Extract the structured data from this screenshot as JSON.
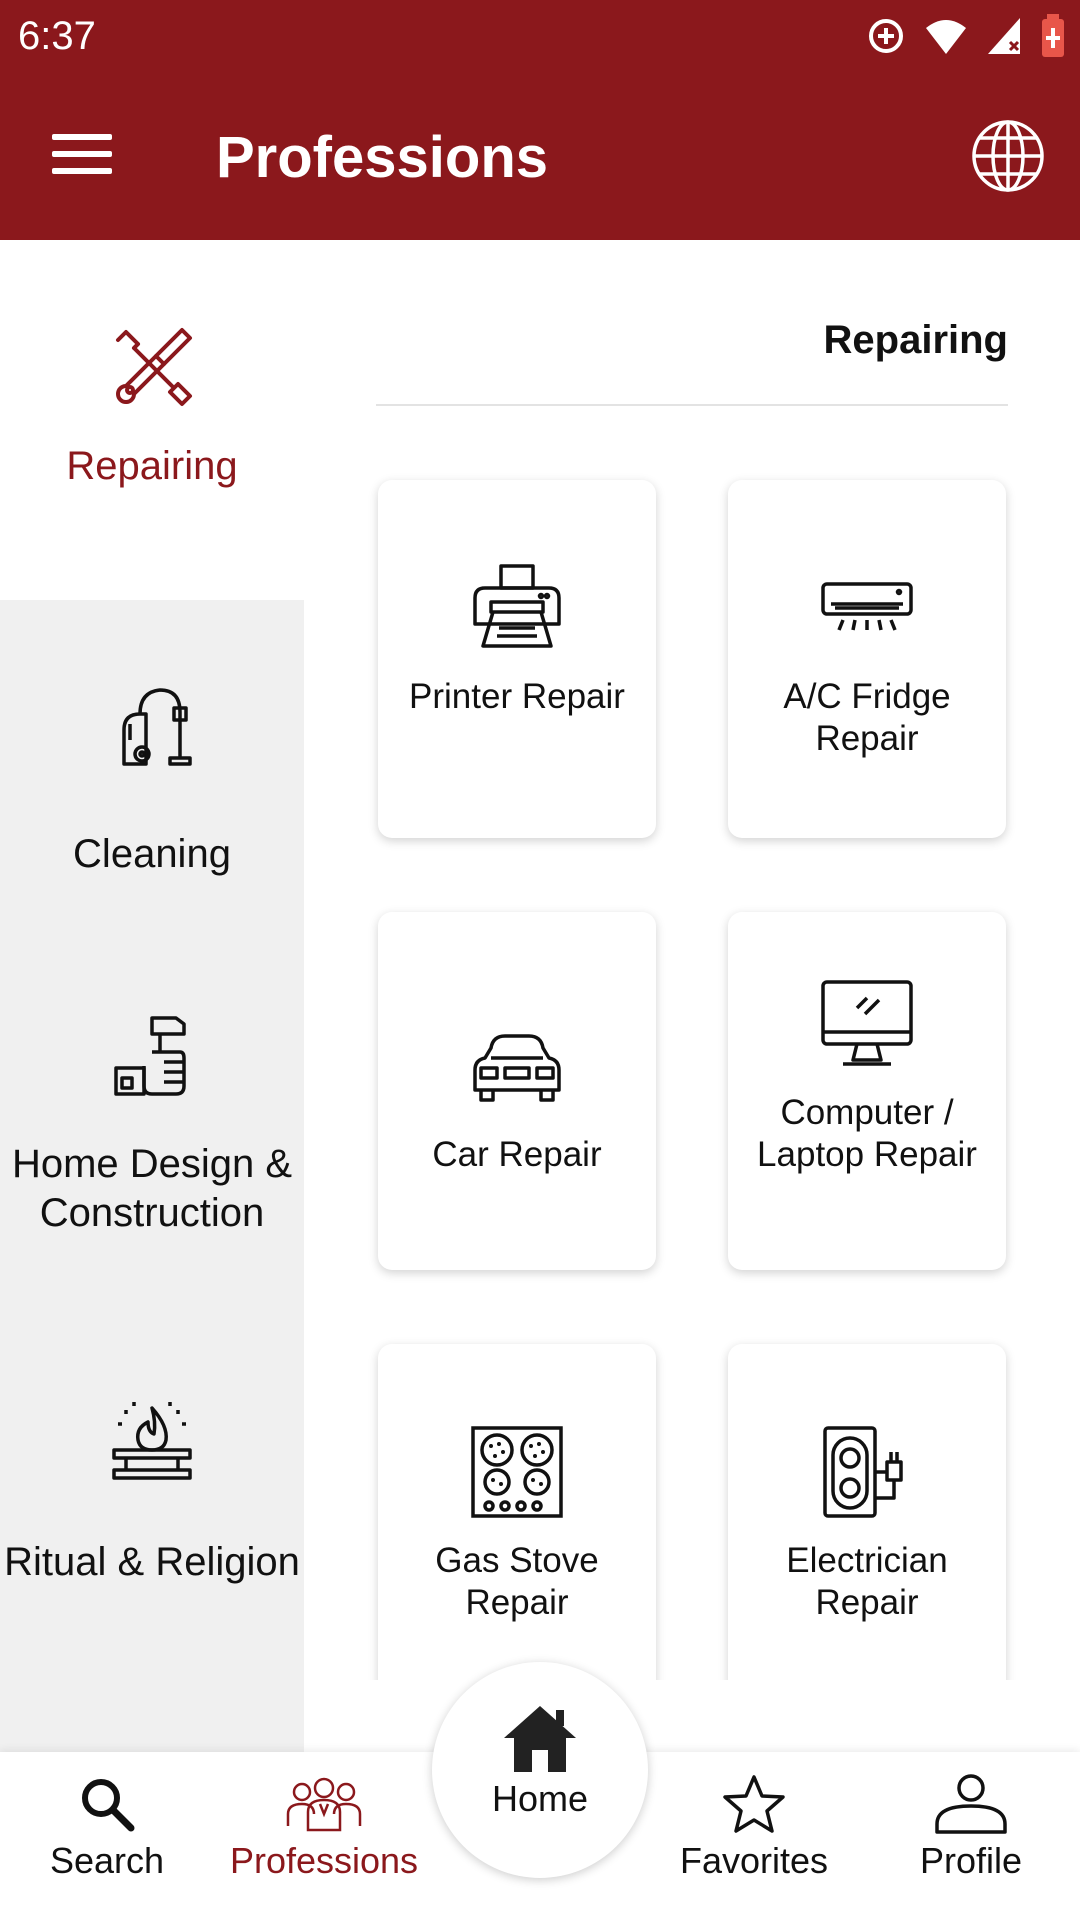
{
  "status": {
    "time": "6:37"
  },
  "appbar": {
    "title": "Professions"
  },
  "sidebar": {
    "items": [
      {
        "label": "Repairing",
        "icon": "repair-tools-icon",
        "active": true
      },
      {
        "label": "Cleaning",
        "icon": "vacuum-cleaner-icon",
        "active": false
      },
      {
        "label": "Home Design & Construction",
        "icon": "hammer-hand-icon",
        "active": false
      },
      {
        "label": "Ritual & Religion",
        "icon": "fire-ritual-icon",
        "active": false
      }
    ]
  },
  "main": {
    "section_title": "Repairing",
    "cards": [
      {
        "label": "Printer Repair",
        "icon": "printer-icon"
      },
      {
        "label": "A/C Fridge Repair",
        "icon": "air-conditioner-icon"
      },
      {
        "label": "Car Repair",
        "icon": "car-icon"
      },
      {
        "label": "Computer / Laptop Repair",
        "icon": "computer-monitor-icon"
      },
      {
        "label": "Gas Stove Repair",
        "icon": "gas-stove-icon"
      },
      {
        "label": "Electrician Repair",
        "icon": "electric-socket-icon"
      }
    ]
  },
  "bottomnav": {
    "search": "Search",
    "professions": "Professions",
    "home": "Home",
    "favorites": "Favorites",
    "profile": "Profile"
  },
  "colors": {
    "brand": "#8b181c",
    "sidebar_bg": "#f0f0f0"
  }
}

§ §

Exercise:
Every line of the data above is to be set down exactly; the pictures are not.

Answer below:
Extract the structured data from this screenshot as JSON.
{
  "status": {
    "time": "6:37"
  },
  "appbar": {
    "title": "Professions"
  },
  "sidebar": {
    "items": [
      {
        "label": "Repairing",
        "icon": "repair-tools-icon",
        "active": true
      },
      {
        "label": "Cleaning",
        "icon": "vacuum-cleaner-icon",
        "active": false
      },
      {
        "label": "Home Design & Construction",
        "icon": "hammer-hand-icon",
        "active": false
      },
      {
        "label": "Ritual & Religion",
        "icon": "fire-ritual-icon",
        "active": false
      }
    ]
  },
  "main": {
    "section_title": "Repairing",
    "cards": [
      {
        "label": "Printer Repair",
        "icon": "printer-icon"
      },
      {
        "label": "A/C Fridge Repair",
        "icon": "air-conditioner-icon"
      },
      {
        "label": "Car Repair",
        "icon": "car-icon"
      },
      {
        "label": "Computer / Laptop Repair",
        "icon": "computer-monitor-icon"
      },
      {
        "label": "Gas Stove Repair",
        "icon": "gas-stove-icon"
      },
      {
        "label": "Electrician Repair",
        "icon": "electric-socket-icon"
      }
    ]
  },
  "bottomnav": {
    "search": "Search",
    "professions": "Professions",
    "home": "Home",
    "favorites": "Favorites",
    "profile": "Profile"
  },
  "colors": {
    "brand": "#8b181c",
    "sidebar_bg": "#f0f0f0"
  }
}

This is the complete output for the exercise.